In a subsequent session, Katiba Institute facilitated a meeting that brought together representatives on of communities from Isiolo North and South, the business community, LAPSSET authority regional office and Isiolo county government. The meeting was officially opened by Mr. Mohamed Boru, the Deputy County Secretary of Isiolo, who expressed appreciation for KI’s intervention and called for the empowerment of communities to prepare them to exploit the benefits of the LAPSSET project.  

During the discussions, communities raised their concerns about displacement, fair compensation, environmental degradation, unresolved land disputes, sustainable development practices, lack of information on land ownership and community benefits and lack of meaningful engagement by the government. They also reiterated their concerns about the Legal Notice No. 150. In this, the Cabinet Secretary in charge of the Ministry Lands and Physical Planning, pursuant to powers given to her by Section 3 (1) of the Land Adjudication Act (Cap 284)  gazetted an order affecting certain Community Land in Isiolo County except gazetted areas of Resort City, Isiolo Township, Kenya Defence Forces School of Infantry and Combat Engineering, National Reserves and Isiolo Holding Grounds) previously issued by the national government on land adjudication, which impacted community rights in registering their community land. They also sought clarity on opportunities for communities and avenues for accessing them, the potential impact of the resort city and expansion of Isiolo airport and the status of the compensation process.   

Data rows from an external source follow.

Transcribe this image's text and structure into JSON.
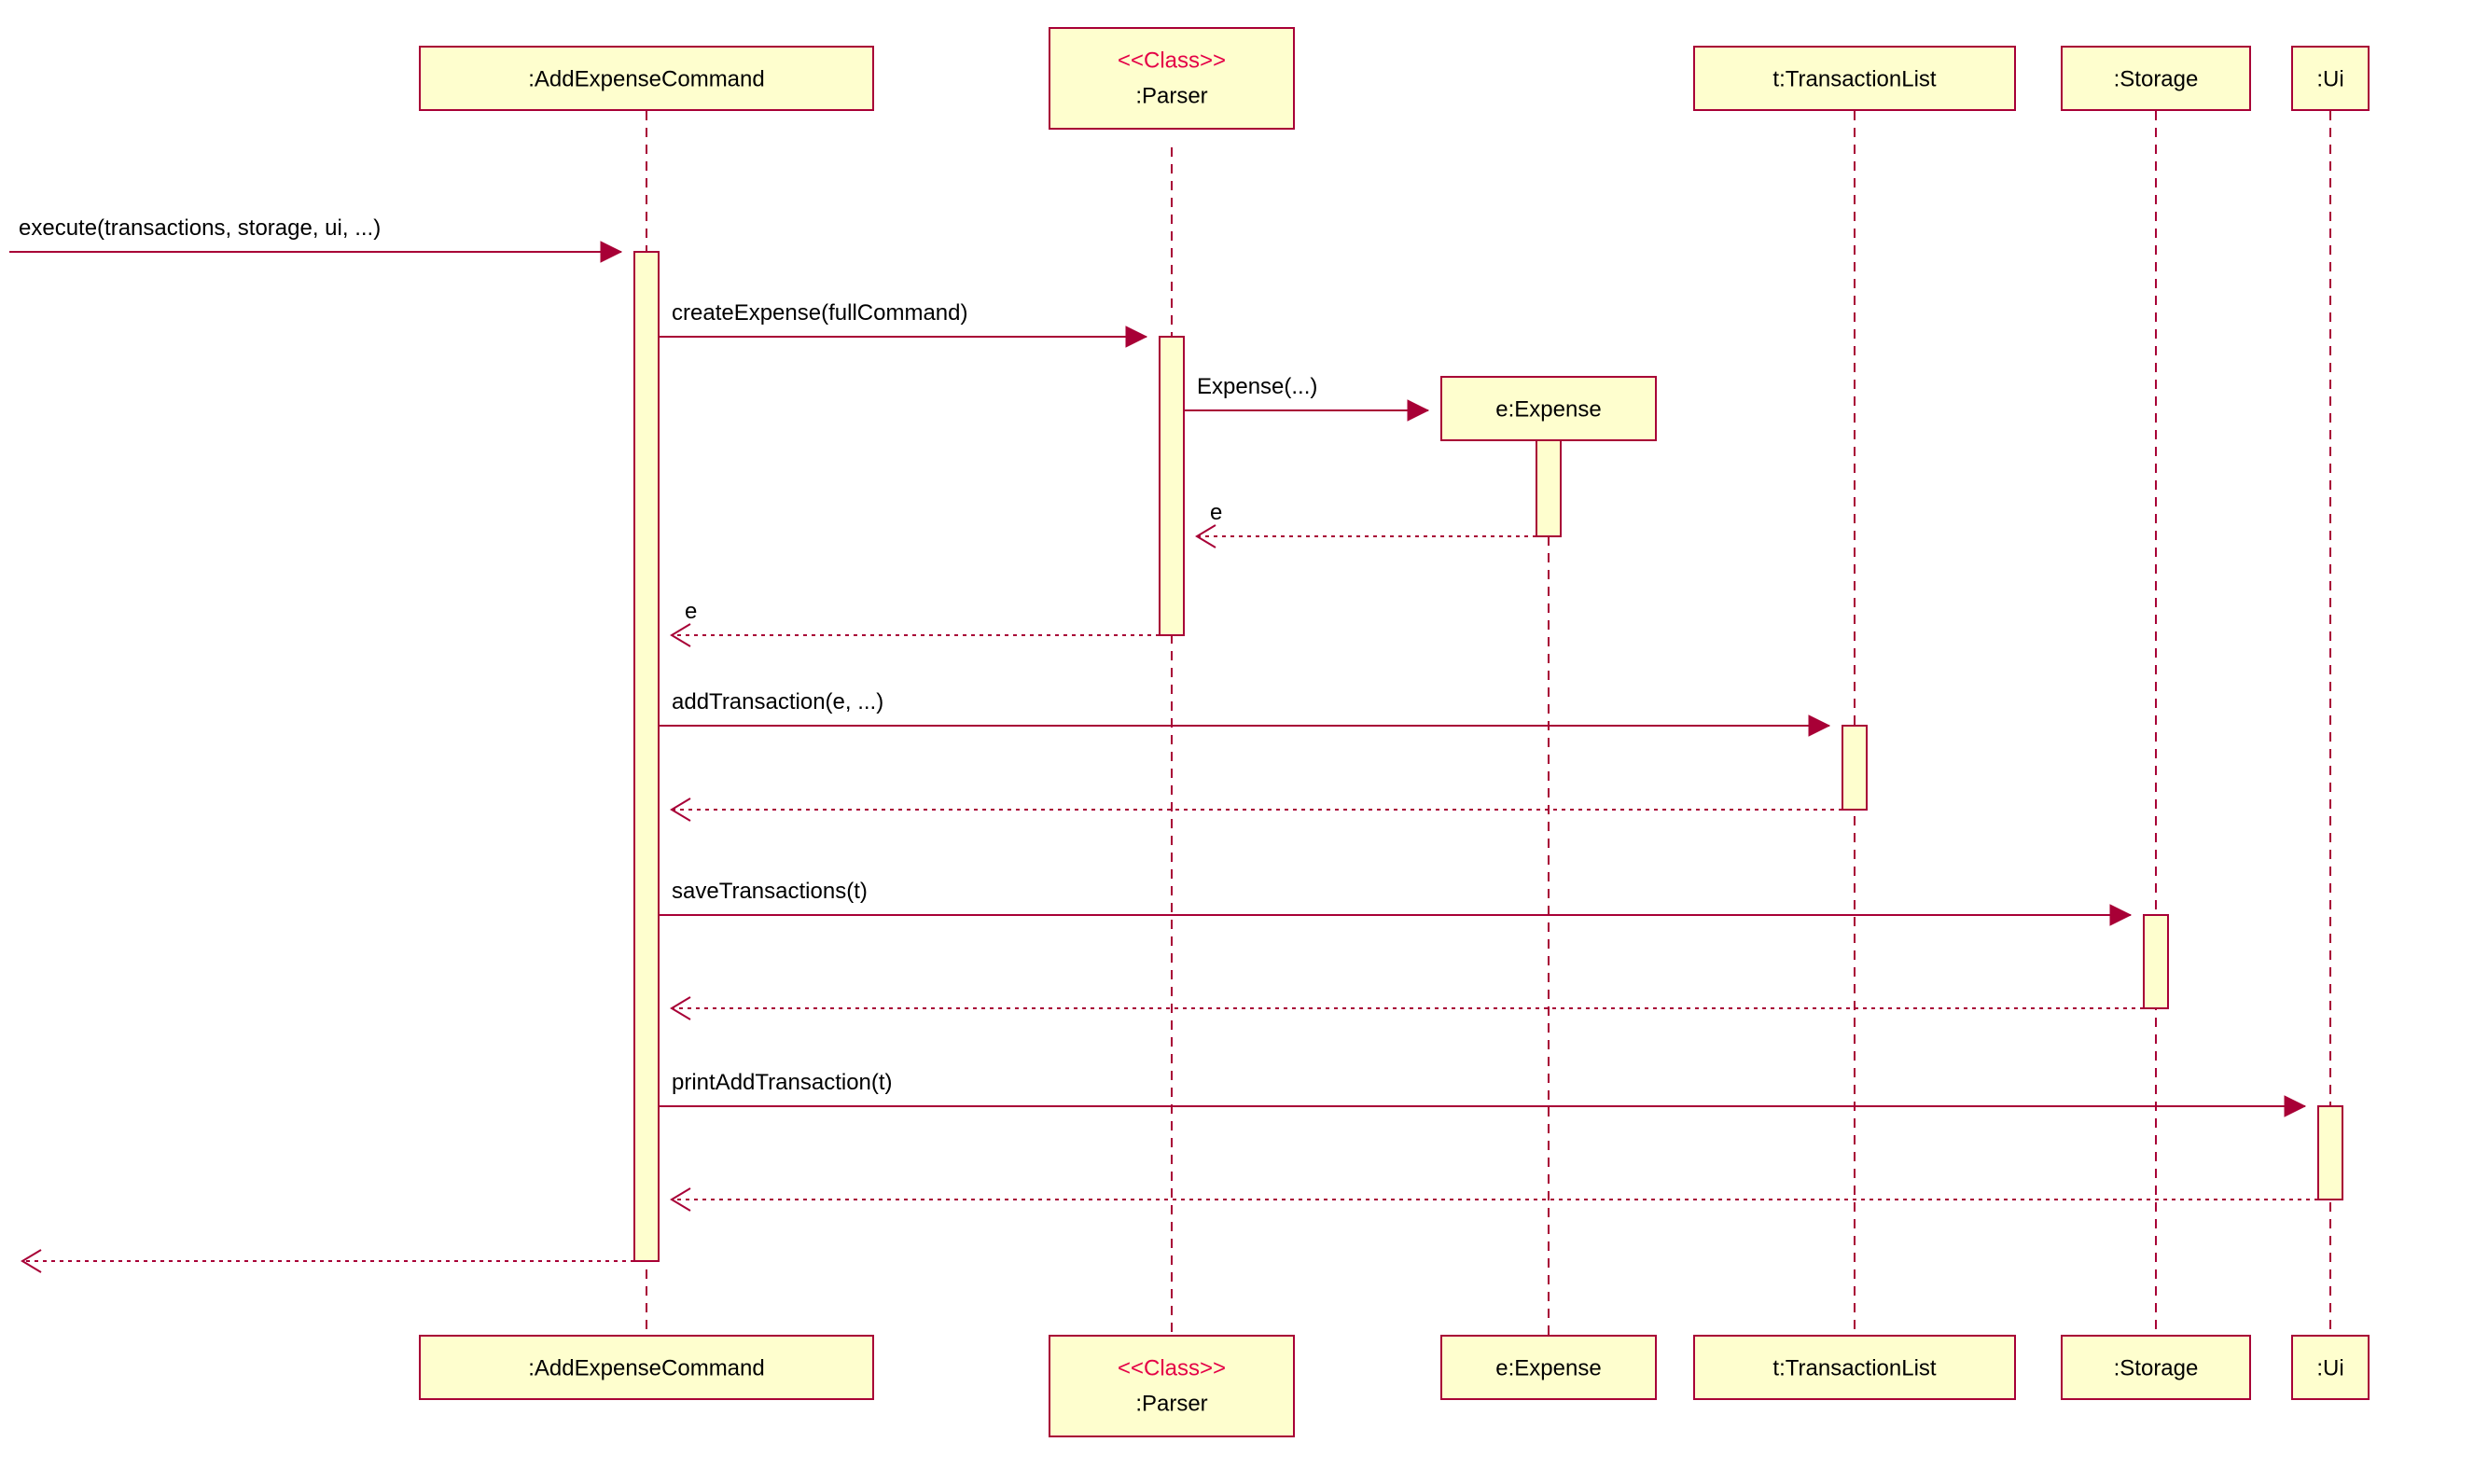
{
  "participants": {
    "addExpenseCommand": ":AddExpenseCommand",
    "parser_stereo": "<<Class>>",
    "parser_name": ":Parser",
    "expense": "e:Expense",
    "transactionList": "t:TransactionList",
    "storage": ":Storage",
    "ui": ":Ui"
  },
  "messages": {
    "m1": "execute(transactions, storage, ui, ...)",
    "m2": "createExpense(fullCommand)",
    "m3": "Expense(...)",
    "m4": "e",
    "m5": "e",
    "m6": "addTransaction(e, ...)",
    "m7": "saveTransactions(t)",
    "m8": "printAddTransaction(t)"
  }
}
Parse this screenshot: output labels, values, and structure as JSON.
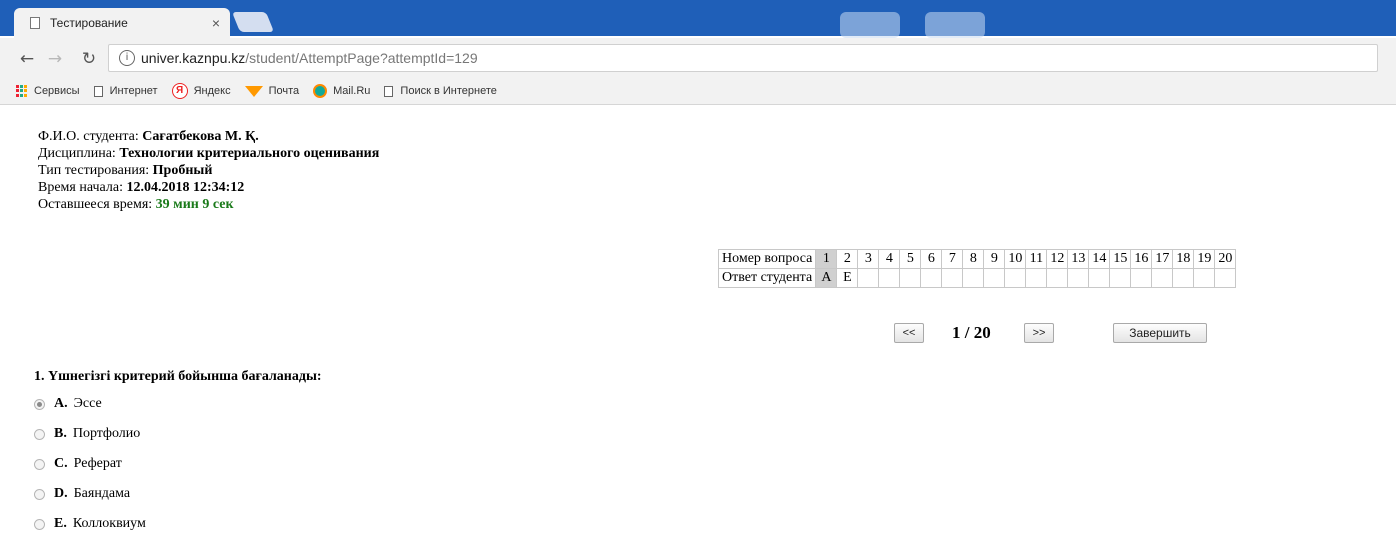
{
  "browser": {
    "tab_title": "Тестирование",
    "tab_close": "×",
    "url_host": "univer.kaznpu.kz",
    "url_path": "/student/AttemptPage?attemptId=129",
    "bookmarks": [
      "Сервисы",
      "Интернет",
      "Яндекс",
      "Почта",
      "Mail.Ru",
      "Поиск в Интернете"
    ]
  },
  "student_info": {
    "name_label": "Ф.И.О. студента:",
    "name_value": "Сағатбекова М. Қ.",
    "discipline_label": "Дисциплина:",
    "discipline_value": "Технологии критериального оценивания",
    "type_label": "Тип тестирования:",
    "type_value": "Пробный",
    "start_label": "Время начала:",
    "start_value": "12.04.2018 12:34:12",
    "remaining_label": "Оставшееся время:",
    "remaining_value": "39 мин 9 сек"
  },
  "answer_table": {
    "row1_label": "Номер вопроса",
    "row2_label": "Ответ студента",
    "numbers": [
      "1",
      "2",
      "3",
      "4",
      "5",
      "6",
      "7",
      "8",
      "9",
      "10",
      "11",
      "12",
      "13",
      "14",
      "15",
      "16",
      "17",
      "18",
      "19",
      "20"
    ],
    "answers": [
      "A",
      "E",
      "",
      "",
      "",
      "",
      "",
      "",
      "",
      "",
      "",
      "",
      "",
      "",
      "",
      "",
      "",
      "",
      "",
      ""
    ],
    "current": 1
  },
  "pager": {
    "prev": "<<",
    "count": "1 / 20",
    "next": ">>",
    "finish": "Завершить"
  },
  "question": {
    "text": "1.  Үшнегізгі критерий бойынша бағаланады:",
    "options": [
      {
        "letter": "A.",
        "text": "Эссе",
        "checked": true
      },
      {
        "letter": "B.",
        "text": "Портфолио",
        "checked": false
      },
      {
        "letter": "C.",
        "text": "Реферат",
        "checked": false
      },
      {
        "letter": "D.",
        "text": "Баяндама",
        "checked": false
      },
      {
        "letter": "E.",
        "text": "Коллоквиум",
        "checked": false
      }
    ]
  }
}
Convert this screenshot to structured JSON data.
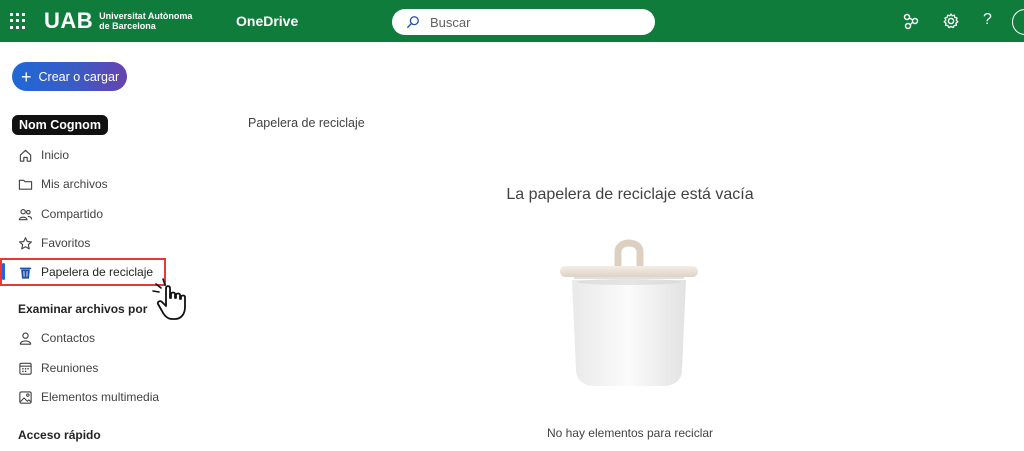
{
  "header": {
    "logo_mark": "UAB",
    "logo_line1": "Universitat Autònoma",
    "logo_line2": "de Barcelona",
    "app_name": "OneDrive",
    "search_placeholder": "Buscar",
    "help_label": "?"
  },
  "sidebar": {
    "create_label": "Crear o cargar",
    "user_name": "Nom Cognom",
    "items": [
      {
        "label": "Inicio",
        "icon": "home-icon"
      },
      {
        "label": "Mis archivos",
        "icon": "folder-icon"
      },
      {
        "label": "Compartido",
        "icon": "people-icon"
      },
      {
        "label": "Favoritos",
        "icon": "star-icon"
      },
      {
        "label": "Papelera de reciclaje",
        "icon": "trash-icon",
        "active": true
      }
    ],
    "browse_section": "Examinar archivos por",
    "browse_items": [
      {
        "label": "Contactos",
        "icon": "person-icon"
      },
      {
        "label": "Reuniones",
        "icon": "calendar-icon"
      },
      {
        "label": "Elementos multimedia",
        "icon": "image-icon"
      }
    ],
    "quick_access": "Acceso rápido"
  },
  "main": {
    "title": "Papelera de reciclaje",
    "empty_title": "La papelera de reciclaje está vacía",
    "empty_subtitle": "No hay elementos para reciclar"
  },
  "colors": {
    "header_bg": "#107c3c",
    "accent": "#1f68d6",
    "highlight": "#e53935"
  }
}
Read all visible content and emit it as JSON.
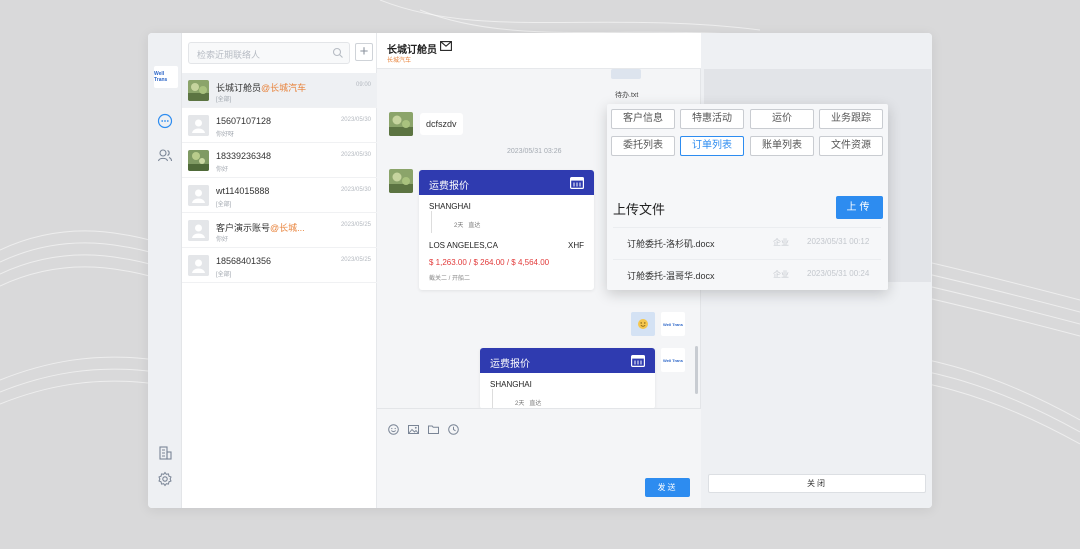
{
  "sidebar": {
    "logo_text": "Well Trans",
    "icons": [
      "chat-icon",
      "contacts-icon",
      "building-icon",
      "settings-icon"
    ]
  },
  "contacts": {
    "search_placeholder": "检索近期联络人",
    "add_label": "+",
    "items": [
      {
        "name": "长城订舱员",
        "org": "@长城汽车",
        "sub": "[全部]",
        "time": "09:00",
        "active": true,
        "photo": true
      },
      {
        "name": "15607107128",
        "org": "",
        "sub": "你好呀",
        "time": "2023/05/30",
        "active": false,
        "photo": false
      },
      {
        "name": "18339236348",
        "org": "",
        "sub": "你好",
        "time": "2023/05/30",
        "active": false,
        "photo": true
      },
      {
        "name": "wt114015888",
        "org": "",
        "sub": "[全部]",
        "time": "2023/05/30",
        "active": false,
        "photo": false
      },
      {
        "name": "客户演示账号",
        "org": "@长城...",
        "sub": "你好",
        "time": "2023/05/25",
        "active": false,
        "photo": false
      },
      {
        "name": "18568401356",
        "org": "",
        "sub": "[全部]",
        "time": "2023/05/25",
        "active": false,
        "photo": false
      }
    ]
  },
  "chat": {
    "title": "长城订舱员",
    "org": "长城汽车",
    "file_name": "待办.txt",
    "text_message": "dcfszdv",
    "timestamp": "2023/05/31 03:26",
    "quote1": {
      "header": "运费报价",
      "pol": "SHANGHAI",
      "transit": "2天",
      "route": "直达",
      "pod": "LOS ANGELES,CA",
      "carrier": "XHF",
      "prices": "$ 1,263.00 / $ 264.00 / $ 4,564.00",
      "footer": "截关二 / 开船二"
    },
    "quote2": {
      "header": "运费报价",
      "pol": "SHANGHAI",
      "transit": "2天",
      "route": "直达"
    },
    "send_label": "发送",
    "toolbar_icons": [
      "emoji-icon",
      "image-icon",
      "folder-icon",
      "history-icon"
    ]
  },
  "popup": {
    "tabs": [
      "客户信息",
      "特惠活动",
      "运价",
      "业务跟踪",
      "委托列表",
      "订单列表",
      "账单列表",
      "文件资源"
    ],
    "active_tab": "订单列表",
    "upload_label": "上传文件",
    "upload_button": "上传",
    "files": [
      {
        "name": "订舱委托-洛杉矶.docx",
        "owner": "企业",
        "time": "2023/05/31 00:12"
      },
      {
        "name": "订舱委托-温哥华.docx",
        "owner": "企业",
        "time": "2023/05/31 00:24"
      }
    ]
  },
  "panel": {
    "close_label": "关闭"
  },
  "colors": {
    "accent": "#2d8cf0",
    "quote_header": "#2f3bb0",
    "org_orange": "#e8823a",
    "price_red": "#e23b3b"
  }
}
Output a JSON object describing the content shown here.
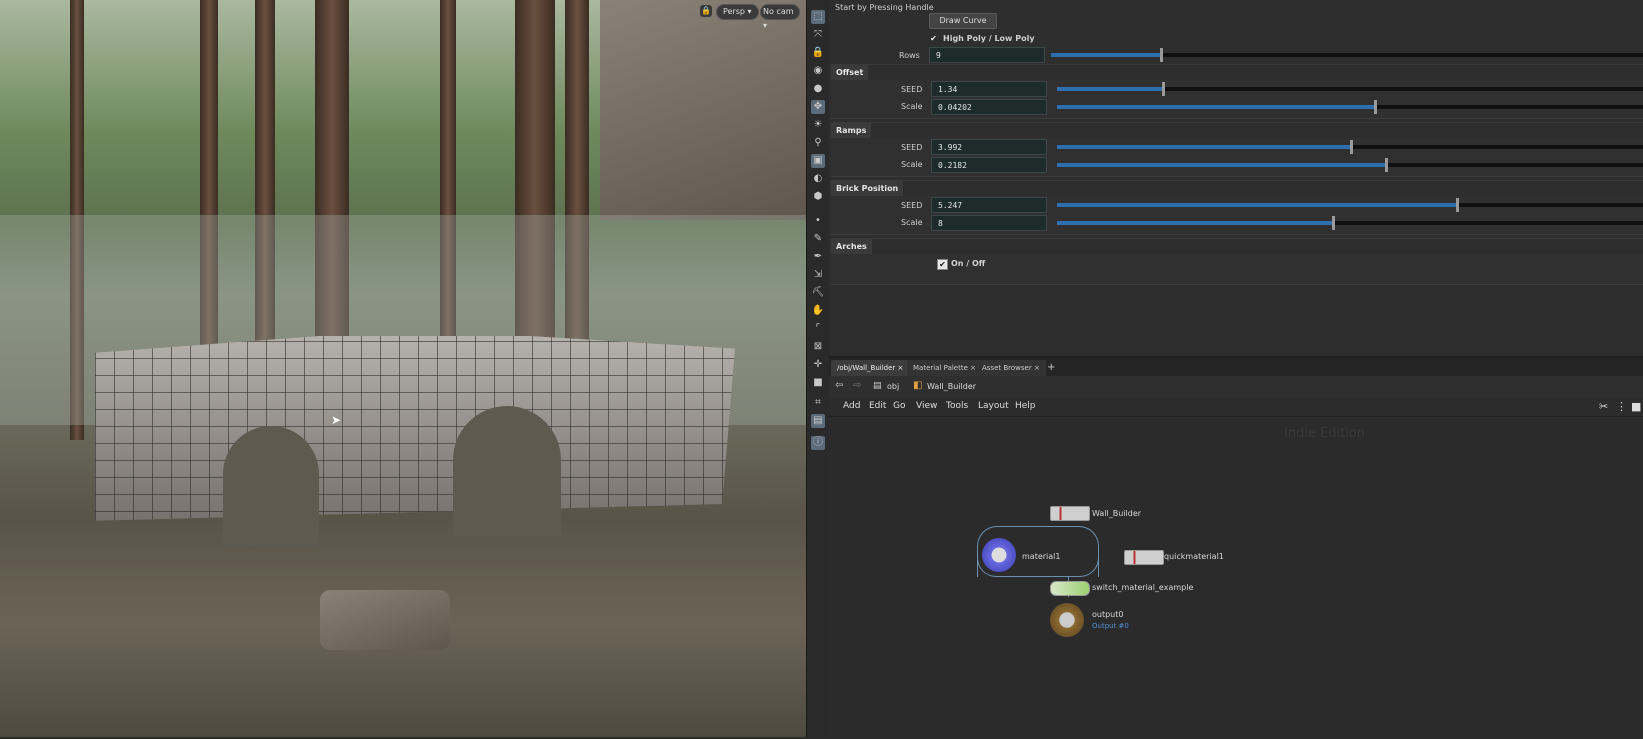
{
  "viewport": {
    "view_menu": "Persp",
    "camera_menu": "No cam"
  },
  "params": {
    "start_text": "Start by Pressing Handle",
    "draw_curve": "Draw Curve",
    "poly_toggle": "High Poly / Low Poly",
    "rows_label": "Rows",
    "rows_value": "9",
    "rows_fraction": 0.185,
    "offset": {
      "title": "Offset",
      "seed_label": "SEED",
      "seed_value": "1.34",
      "seed_fraction": 0.18,
      "scale_label": "Scale",
      "scale_value": "0.04202",
      "scale_fraction": 0.54
    },
    "ramps": {
      "title": "Ramps",
      "seed_label": "SEED",
      "seed_value": "3.992",
      "seed_fraction": 0.5,
      "scale_label": "Scale",
      "scale_value": "0.2182",
      "scale_fraction": 0.56
    },
    "brick_position": {
      "title": "Brick Position",
      "seed_label": "SEED",
      "seed_value": "5.247",
      "seed_fraction": 0.68,
      "scale_label": "Scale",
      "scale_value": "8",
      "scale_fraction": 0.47
    },
    "arches": {
      "title": "Arches",
      "toggle_label": "On / Off"
    }
  },
  "network": {
    "tabs": [
      "/obj/Wall_Builder",
      "Material Palette",
      "Asset Browser"
    ],
    "path": {
      "root": "obj",
      "current": "Wall_Builder"
    },
    "menu": [
      "Add",
      "Edit",
      "Go",
      "View",
      "Tools",
      "Layout",
      "Help"
    ],
    "watermark": "Indie Edition",
    "nodes": {
      "wall_builder": "Wall_Builder",
      "material": "material1",
      "quickmaterial": "quickmaterial1",
      "switch": "switch_material_example",
      "output": "output0",
      "output_sub": "Output #0"
    }
  },
  "colors": {
    "slider_fill": "#2f6fb0",
    "field_bg": "#1d2b2b",
    "panel_bg": "#2e2e2e"
  }
}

The business community cited low community preparedness due to lack of information, support on how to promote local business opportunities, and the project’s impact on current opportunities, particularly tourism and wildlife. They also highlighted the need to protect local business interests and utilise local industries and opportunities in the LAPSSET project and more information on the project’s environmental impact assessment. The county government representatives committed themselves to sensitizing the community on the project and other emerging issues, supporting communities in seeking information on land valuation through experience sharing from other counties and exploiting linkages between national and county governments with partners and communities. They also committed to enabling access to information to the public by improving the county website to be a more reliable source of information. 

The session also provided an opportunity to get clarification on specific issues such as the pending issuance of land titles, information on the status of compensation, the process of community land registration and clarification on the planned expansion of the airport. As a result, some of the concerns raised were addressed. In contrast, others will require the intervention of the national government and national government agencies, such as the LAPSSET corridor development authority and the National Land Commission. All the groups resolved to collaborate.   


Stay in the Know!

We respect your privacy.